* _Task goal_
Copy each line of the records that holds the string "Adobe".

Records for processing Block Start

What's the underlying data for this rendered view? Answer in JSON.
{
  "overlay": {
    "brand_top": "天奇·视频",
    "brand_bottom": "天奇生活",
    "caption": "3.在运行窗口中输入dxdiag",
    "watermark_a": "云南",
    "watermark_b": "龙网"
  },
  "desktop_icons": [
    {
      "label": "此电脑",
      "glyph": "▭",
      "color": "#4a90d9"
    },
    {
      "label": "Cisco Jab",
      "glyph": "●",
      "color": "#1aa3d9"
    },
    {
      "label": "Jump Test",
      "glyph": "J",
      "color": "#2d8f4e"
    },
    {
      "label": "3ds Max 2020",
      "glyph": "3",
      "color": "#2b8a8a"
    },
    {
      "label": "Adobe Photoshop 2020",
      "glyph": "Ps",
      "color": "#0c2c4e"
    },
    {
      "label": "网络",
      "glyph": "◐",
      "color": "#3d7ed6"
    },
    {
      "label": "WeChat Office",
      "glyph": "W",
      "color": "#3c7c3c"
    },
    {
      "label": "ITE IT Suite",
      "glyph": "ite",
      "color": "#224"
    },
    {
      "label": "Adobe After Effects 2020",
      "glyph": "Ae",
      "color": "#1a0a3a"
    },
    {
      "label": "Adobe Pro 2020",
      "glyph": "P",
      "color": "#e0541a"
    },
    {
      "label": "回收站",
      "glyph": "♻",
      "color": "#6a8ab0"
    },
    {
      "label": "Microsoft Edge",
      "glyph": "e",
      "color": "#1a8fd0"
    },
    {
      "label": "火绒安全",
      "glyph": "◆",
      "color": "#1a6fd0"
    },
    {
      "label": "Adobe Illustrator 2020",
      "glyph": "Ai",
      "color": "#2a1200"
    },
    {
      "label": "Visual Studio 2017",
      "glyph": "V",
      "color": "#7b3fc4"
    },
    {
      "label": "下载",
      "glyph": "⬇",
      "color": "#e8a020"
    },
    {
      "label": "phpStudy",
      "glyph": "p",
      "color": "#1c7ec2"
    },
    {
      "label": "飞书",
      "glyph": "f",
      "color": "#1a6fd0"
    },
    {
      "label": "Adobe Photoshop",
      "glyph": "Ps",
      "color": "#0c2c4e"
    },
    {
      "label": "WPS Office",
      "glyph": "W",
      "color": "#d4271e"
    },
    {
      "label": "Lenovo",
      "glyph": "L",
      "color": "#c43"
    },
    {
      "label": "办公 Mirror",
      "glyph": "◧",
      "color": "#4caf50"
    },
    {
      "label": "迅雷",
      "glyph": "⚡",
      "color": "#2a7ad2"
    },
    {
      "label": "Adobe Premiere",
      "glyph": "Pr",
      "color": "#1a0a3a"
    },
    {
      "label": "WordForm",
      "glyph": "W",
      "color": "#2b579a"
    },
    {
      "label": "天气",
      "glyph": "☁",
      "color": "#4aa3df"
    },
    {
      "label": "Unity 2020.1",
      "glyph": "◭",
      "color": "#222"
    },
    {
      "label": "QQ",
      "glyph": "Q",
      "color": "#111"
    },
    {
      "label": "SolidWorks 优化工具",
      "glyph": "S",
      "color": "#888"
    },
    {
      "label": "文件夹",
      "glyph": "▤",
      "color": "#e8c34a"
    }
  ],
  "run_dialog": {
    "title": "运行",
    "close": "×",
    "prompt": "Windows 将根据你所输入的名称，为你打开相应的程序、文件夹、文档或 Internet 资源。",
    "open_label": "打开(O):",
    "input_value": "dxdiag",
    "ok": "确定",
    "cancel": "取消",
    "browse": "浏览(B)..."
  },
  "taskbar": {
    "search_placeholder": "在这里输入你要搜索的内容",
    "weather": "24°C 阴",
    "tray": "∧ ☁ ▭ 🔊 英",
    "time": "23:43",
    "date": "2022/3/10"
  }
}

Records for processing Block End
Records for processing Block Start

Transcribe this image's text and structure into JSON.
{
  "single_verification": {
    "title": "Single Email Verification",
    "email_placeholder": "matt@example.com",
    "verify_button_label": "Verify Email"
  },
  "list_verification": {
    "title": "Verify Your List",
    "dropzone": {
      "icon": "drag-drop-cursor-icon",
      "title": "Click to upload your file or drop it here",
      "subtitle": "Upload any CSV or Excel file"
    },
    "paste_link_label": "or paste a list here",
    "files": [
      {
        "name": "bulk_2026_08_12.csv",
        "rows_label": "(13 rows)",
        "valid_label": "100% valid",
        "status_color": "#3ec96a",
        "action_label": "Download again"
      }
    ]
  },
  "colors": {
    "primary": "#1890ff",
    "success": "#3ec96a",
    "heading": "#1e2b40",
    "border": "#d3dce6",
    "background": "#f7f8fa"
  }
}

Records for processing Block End
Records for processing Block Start

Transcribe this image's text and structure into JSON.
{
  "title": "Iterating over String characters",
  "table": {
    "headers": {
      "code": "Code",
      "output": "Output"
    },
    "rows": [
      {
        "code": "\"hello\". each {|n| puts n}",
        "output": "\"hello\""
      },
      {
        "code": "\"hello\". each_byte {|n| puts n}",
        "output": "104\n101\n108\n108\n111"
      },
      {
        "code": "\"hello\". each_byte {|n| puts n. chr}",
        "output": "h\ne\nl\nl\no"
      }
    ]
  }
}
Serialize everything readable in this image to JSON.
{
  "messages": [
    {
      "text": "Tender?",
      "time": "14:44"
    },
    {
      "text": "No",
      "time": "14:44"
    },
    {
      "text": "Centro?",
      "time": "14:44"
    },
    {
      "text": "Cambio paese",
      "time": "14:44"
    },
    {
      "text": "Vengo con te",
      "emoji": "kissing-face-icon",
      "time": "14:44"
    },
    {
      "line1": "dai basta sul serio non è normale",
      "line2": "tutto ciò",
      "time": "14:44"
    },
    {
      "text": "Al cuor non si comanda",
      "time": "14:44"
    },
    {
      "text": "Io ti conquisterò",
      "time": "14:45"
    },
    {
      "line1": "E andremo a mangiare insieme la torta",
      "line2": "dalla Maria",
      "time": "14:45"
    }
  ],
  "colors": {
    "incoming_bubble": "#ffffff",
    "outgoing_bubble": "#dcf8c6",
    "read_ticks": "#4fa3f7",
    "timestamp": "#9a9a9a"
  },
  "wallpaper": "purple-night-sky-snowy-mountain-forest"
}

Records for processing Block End

* _Answer to the exercise_
      "label": "Adobe Photoshop 2020",
      "label": "Adobe After Effects 2020",
      "label": "Adobe Pro 2020",
      "label": "Adobe Illustrator 2020",
      "label": "Adobe Photoshop",
      "label": "Adobe Premiere",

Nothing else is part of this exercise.